In 42 days of Grand Tour racing this year Froome has led for 34 of them, which given the level of pressure and demands that this brings on the incumbent race leader is a remarkable statistic. Froome as usual has handled this with his customary grace and equanimity and at least in Spain he's more highly regarded and doesn't have to suffer piss throwing!  He has marshalled both his teams and his own resouces with ruthless efficiency - Wout Poels, Mikel Nieve and the incredible Gianni Moscon have been front and centre whenever the route has kicked upwards.They have, if not comfortably, then with steely resilience, controlled much of the race and apart from a few kilometers on the climb of Los Muchachos(where Froome lost around 1 minute to Nibali) the race has never really been in doubt. That said it has still been an exciting Vuelta - a few protagonists have chanced their arm and none more so than Alberto Contador who has ridden with panache and daring throughout  - culminating in his brilliant ascent of the Angliru.

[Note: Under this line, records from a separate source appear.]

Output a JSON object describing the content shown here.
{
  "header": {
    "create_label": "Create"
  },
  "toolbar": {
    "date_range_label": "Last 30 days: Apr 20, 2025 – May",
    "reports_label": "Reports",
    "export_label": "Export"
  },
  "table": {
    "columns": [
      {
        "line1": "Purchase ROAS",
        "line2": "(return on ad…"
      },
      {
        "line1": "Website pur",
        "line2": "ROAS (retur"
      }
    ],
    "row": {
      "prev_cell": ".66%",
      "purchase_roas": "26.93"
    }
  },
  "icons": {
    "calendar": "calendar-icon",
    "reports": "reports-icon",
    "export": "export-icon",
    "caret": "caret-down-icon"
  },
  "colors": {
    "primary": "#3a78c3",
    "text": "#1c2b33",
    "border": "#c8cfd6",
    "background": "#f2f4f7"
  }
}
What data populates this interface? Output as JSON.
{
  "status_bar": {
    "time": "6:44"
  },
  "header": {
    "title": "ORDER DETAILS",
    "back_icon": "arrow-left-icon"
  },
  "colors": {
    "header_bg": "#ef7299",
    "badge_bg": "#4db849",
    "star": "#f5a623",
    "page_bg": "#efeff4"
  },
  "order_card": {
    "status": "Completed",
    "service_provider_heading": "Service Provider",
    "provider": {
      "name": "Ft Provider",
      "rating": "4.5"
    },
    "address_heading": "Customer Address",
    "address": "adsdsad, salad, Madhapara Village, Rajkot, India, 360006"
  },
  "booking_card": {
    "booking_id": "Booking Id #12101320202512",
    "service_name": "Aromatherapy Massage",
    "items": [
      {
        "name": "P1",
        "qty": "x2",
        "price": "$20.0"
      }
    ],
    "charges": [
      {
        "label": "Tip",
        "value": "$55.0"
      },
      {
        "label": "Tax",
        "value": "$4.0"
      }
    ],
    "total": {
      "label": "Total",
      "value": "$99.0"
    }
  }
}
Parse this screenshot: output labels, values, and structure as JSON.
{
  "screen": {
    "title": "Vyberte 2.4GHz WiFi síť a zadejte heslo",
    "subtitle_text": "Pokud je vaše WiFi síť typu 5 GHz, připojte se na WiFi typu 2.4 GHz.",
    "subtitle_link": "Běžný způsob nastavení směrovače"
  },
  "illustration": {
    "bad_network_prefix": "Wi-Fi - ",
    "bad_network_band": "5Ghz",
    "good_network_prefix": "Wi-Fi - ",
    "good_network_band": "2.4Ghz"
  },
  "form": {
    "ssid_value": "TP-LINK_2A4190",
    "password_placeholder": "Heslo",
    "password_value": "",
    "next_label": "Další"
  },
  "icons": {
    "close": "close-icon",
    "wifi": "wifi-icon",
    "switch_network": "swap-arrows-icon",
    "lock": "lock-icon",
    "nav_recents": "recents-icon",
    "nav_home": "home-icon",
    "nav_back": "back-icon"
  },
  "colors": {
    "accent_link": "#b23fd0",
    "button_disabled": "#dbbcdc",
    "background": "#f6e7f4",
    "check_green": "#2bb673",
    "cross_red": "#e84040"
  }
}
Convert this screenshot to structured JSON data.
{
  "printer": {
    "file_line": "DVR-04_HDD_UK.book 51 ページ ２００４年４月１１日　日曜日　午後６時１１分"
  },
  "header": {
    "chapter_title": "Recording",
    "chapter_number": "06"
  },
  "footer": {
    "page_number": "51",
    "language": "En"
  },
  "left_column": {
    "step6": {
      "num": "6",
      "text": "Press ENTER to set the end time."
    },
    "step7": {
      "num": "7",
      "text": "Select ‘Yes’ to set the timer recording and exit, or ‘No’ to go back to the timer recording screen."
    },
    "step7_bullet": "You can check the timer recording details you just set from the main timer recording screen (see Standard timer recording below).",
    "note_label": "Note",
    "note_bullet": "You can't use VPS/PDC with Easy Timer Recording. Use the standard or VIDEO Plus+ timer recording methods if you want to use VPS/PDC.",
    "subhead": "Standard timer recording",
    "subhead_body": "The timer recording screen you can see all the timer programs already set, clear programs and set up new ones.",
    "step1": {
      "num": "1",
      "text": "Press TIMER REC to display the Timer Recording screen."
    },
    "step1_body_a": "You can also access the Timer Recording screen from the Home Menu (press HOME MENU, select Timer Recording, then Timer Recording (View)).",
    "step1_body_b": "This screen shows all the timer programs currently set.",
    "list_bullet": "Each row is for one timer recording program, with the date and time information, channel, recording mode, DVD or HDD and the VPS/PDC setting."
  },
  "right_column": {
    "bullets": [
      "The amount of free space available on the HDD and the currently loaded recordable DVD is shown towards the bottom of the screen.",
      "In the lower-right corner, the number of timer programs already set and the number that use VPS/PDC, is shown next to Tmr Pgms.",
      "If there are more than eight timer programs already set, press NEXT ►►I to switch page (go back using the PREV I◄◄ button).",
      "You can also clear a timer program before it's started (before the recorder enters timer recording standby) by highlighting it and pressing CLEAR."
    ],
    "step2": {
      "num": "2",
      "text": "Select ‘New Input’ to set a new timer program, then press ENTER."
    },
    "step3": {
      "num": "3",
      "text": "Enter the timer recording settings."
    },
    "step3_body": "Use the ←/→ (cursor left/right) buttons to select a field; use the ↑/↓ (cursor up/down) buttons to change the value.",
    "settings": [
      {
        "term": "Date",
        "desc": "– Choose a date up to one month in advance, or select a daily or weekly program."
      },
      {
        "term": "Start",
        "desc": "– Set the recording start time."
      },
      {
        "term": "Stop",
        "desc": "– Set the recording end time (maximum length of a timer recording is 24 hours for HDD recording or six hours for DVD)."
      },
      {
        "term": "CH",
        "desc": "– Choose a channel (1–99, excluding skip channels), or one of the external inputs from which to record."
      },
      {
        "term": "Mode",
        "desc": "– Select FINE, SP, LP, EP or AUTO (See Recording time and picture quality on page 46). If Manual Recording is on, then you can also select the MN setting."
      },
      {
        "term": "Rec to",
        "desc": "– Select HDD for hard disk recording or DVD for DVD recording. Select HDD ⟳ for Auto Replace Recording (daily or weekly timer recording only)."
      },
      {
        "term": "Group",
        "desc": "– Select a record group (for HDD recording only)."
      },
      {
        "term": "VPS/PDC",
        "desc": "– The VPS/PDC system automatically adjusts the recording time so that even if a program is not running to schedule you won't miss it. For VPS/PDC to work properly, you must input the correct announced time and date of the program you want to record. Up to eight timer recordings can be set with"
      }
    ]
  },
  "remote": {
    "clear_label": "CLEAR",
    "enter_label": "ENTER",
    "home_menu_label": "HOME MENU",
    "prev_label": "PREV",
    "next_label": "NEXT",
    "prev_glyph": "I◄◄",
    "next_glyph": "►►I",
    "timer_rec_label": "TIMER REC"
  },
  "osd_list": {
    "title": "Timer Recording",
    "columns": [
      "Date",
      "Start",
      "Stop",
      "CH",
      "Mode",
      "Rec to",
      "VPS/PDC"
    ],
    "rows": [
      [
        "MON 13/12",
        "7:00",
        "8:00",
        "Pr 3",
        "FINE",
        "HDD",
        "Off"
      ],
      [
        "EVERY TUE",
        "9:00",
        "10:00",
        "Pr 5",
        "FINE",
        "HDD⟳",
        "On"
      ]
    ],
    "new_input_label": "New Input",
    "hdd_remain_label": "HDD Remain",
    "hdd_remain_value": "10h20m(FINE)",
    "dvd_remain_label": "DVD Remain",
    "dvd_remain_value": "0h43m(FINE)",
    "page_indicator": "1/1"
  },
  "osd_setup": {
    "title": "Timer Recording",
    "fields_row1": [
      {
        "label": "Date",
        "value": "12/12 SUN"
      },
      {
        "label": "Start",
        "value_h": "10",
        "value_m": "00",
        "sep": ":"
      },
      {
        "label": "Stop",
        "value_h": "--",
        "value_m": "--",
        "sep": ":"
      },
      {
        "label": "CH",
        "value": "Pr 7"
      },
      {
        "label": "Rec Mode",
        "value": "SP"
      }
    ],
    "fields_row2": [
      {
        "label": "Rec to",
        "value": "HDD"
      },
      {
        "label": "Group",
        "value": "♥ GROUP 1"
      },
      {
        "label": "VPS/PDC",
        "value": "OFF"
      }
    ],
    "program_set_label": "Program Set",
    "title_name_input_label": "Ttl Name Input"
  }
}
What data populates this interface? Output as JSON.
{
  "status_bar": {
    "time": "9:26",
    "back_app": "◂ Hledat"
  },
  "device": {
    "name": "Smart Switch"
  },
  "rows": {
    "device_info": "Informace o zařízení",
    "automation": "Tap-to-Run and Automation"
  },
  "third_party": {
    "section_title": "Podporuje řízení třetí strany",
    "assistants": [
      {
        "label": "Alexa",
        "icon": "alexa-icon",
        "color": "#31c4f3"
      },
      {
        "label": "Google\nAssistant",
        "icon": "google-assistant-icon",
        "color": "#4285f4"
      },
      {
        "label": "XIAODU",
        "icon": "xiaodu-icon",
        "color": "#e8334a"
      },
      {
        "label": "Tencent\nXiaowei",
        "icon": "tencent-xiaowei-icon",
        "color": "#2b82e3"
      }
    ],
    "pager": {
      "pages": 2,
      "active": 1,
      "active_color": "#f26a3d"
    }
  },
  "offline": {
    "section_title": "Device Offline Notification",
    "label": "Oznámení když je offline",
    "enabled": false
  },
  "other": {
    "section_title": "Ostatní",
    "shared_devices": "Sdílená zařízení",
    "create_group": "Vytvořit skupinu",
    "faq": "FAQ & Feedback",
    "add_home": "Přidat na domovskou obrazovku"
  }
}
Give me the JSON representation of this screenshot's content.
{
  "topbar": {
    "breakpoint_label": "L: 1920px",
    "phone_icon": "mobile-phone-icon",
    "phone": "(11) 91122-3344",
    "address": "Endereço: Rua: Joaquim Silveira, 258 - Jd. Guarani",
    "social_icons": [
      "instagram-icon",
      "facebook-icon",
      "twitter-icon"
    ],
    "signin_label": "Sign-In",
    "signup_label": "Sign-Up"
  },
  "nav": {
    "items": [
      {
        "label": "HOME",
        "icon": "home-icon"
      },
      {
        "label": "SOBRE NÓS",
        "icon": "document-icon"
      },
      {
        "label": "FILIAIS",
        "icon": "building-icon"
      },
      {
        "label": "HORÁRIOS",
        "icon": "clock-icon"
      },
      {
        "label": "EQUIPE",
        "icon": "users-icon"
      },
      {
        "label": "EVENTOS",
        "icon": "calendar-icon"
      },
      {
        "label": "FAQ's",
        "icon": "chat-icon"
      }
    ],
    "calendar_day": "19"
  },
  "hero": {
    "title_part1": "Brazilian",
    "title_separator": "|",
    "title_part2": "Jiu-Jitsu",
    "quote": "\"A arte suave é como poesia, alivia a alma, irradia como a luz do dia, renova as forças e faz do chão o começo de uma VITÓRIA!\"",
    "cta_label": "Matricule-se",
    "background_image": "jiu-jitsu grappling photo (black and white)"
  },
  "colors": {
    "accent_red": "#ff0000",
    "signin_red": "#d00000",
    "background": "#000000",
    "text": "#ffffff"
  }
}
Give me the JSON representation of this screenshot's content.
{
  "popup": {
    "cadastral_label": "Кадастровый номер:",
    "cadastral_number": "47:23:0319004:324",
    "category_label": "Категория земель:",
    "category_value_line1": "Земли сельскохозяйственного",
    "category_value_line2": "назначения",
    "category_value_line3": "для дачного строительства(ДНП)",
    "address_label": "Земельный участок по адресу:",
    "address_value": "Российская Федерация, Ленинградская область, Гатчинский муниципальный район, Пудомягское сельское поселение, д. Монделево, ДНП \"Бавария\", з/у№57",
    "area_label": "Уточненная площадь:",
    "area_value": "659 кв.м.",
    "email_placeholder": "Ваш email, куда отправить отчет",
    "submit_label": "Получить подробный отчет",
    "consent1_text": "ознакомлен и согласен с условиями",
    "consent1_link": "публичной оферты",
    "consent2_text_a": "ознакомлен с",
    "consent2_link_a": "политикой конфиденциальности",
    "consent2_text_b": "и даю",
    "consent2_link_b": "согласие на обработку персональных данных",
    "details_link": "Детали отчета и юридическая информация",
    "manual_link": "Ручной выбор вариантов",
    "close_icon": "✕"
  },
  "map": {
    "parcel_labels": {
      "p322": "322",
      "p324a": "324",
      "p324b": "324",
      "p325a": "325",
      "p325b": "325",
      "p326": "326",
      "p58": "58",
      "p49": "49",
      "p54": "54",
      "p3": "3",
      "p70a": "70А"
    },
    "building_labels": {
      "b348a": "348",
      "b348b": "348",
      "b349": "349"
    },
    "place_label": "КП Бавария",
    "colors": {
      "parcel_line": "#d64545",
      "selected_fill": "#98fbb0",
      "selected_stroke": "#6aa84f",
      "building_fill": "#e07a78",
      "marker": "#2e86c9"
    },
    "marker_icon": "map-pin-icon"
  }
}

Sky are regularly accussed of strangling the life out of stage races but for all that they are increasingly the team that throws curveballs into the tactical mix and keeps their opponents guessing. Froome is the master of this and whilst he looks ungainly on the bikes his handling skills and racing nous are weapons he fully employs in the act of despatching his opponents. For every explosive dig or unexpected attack they try he gives the pain back to them in spades and if it seems a huge understatement to mention a competitive spirit in so great a sportsman then I apologise -  but his efforts in the last stage of the Vuelta to keep the green(points) jersey provide at the very least a few chuckles. Froome going up against a horde of charging Quick Step sprinters is a sight that few would expect to see but is not only hugely entertaining but also testament to his huge appetite for winning.

For all that we can debate Froome and Sky's modus operandii(and they have countless detractors), what cannot be questioned is how the man from Kenya has slowly been climbing the list of cycling greats. Four Tour de France wins and now a Vuelta top a palmares that few have, or will, better and listening to Froome being interviewed there can be little doubt that he's a long way from hanging up his cleats. A tilt next year for a record equlling fifth TdF is almost a given and who would bet against him going for the Giro once he's achieved that?

Regardless of what future goals he sets for himself he has this evening achieved what no-one else had previously done. Hinault and Anquetil both completed the Vuelta/Tour double but both did so when the Vuleta was a spring epic and not when it followed only 27 days after the Grand Boucle. It's still a stretch to suggest that Froome is on a par with such luminaries but by the time he retires then he may well be a good bet in any debate about Britains best ever cyclist - although personally I'd still vote for Beryl Burton!!

Chapeau Froomdog - think you now might find winning fans even easier than you do winning Grand Tours.